#### Your objective
Give the entries again, precisely as they were written.

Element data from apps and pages
-- -- --

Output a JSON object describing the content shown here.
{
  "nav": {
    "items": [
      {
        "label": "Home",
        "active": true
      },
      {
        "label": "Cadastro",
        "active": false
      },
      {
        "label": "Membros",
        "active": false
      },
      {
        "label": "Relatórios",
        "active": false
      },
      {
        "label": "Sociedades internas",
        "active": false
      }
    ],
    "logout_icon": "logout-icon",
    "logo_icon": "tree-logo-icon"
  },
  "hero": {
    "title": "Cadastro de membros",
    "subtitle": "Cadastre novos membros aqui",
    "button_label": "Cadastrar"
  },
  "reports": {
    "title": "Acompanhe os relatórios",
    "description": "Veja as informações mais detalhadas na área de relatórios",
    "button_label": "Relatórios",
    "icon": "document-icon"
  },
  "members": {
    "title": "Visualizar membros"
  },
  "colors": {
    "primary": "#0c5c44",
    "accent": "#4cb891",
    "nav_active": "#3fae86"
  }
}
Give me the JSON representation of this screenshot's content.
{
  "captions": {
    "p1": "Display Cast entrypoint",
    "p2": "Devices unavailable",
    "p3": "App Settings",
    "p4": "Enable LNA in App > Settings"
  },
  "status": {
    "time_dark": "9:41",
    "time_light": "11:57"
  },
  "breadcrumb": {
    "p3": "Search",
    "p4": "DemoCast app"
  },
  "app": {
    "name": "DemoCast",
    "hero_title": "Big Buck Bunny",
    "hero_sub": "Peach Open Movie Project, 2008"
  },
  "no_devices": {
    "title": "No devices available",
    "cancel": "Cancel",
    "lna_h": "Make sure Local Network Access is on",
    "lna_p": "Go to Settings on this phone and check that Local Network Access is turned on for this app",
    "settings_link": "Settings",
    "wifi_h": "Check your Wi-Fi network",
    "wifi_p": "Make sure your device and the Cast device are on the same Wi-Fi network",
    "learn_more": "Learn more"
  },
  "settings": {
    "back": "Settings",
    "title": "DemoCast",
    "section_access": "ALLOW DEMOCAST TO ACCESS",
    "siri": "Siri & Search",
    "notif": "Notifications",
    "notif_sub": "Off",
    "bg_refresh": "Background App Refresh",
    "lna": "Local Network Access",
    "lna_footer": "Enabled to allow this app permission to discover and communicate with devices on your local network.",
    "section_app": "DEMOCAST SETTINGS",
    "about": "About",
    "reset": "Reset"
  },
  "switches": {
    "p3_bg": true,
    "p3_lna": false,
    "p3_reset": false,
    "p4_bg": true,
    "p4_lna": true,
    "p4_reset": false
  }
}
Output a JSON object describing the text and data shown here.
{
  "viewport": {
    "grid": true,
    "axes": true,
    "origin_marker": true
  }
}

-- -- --

#### Result
Output a JSON object describing the content shown here.
{
  "nav": {
    "items": [
      {
        "label": "Home",
        "active": true
      },
      {
        "label": "Cadastro",
        "active": false
      },
      {
        "label": "Membros",
        "active": false
      },
      {
        "label": "Relatórios",
        "active": false
      },
      {
        "label": "Sociedades internas",
        "active": false
      }
    ],
    "logout_icon": "logout-icon",
    "logo_icon": "tree-logo-icon"
  },
  "hero": {
    "title": "Cadastro de membros",
    "subtitle": "Cadastre novos membros aqui",
    "button_label": "Cadastrar"
  },
  "reports": {
    "title": "Acompanhe os relatórios",
    "description": "Veja as informações mais detalhadas na área de relatórios",
    "button_label": "Relatórios",
    "icon": "document-icon"
  },
  "members": {
    "title": "Visualizar membros"
  },
  "colors": {
    "primary": "#0c5c44",
    "accent": "#4cb891",
    "nav_active": "#3fae86"
  }
}
Give me the JSON representation of this screenshot's content.
{
  "captions": {
    "p1": "Display Cast entrypoint",
    "p2": "Devices unavailable",
    "p3": "App Settings",
    "p4": "Enable LNA in App > Settings"
  },
  "status": {
    "time_dark": "9:41",
    "time_light": "11:57"
  },
  "breadcrumb": {
    "p3": "Search",
    "p4": "DemoCast app"
  },
  "app": {
    "name": "DemoCast",
    "hero_title": "Big Buck Bunny",
    "hero_sub": "Peach Open Movie Project, 2008"
  },
  "no_devices": {
    "title": "No devices available",
    "cancel": "Cancel",
    "lna_h": "Make sure Local Network Access is on",
    "lna_p": "Go to Settings on this phone and check that Local Network Access is turned on for this app",
    "settings_link": "Settings",
    "wifi_h": "Check your Wi-Fi network",
    "wifi_p": "Make sure your device and the Cast device are on the same Wi-Fi network",
    "learn_more": "Learn more"
  },
  "settings": {
    "back": "Settings",
    "title": "DemoCast",
    "section_access": "ALLOW DEMOCAST TO ACCESS",
    "siri": "Siri & Search",
    "notif": "Notifications",
    "notif_sub": "Off",
    "bg_refresh": "Background App Refresh",
    "lna": "Local Network Access",
    "lna_footer": "Enabled to allow this app permission to discover and communicate with devices on your local network.",
    "section_app": "DEMOCAST SETTINGS",
    "about": "About",
    "reset": "Reset"
  },
  "switches": {
    "p3_bg": true,
    "p3_lna": false,
    "p3_reset": false,
    "p4_bg": true,
    "p4_lna": true,
    "p4_reset": false
  }
}
Output a JSON object describing the text and data shown here.
{
  "viewport": {
    "grid": true,
    "axes": true,
    "origin_marker": true
  }
}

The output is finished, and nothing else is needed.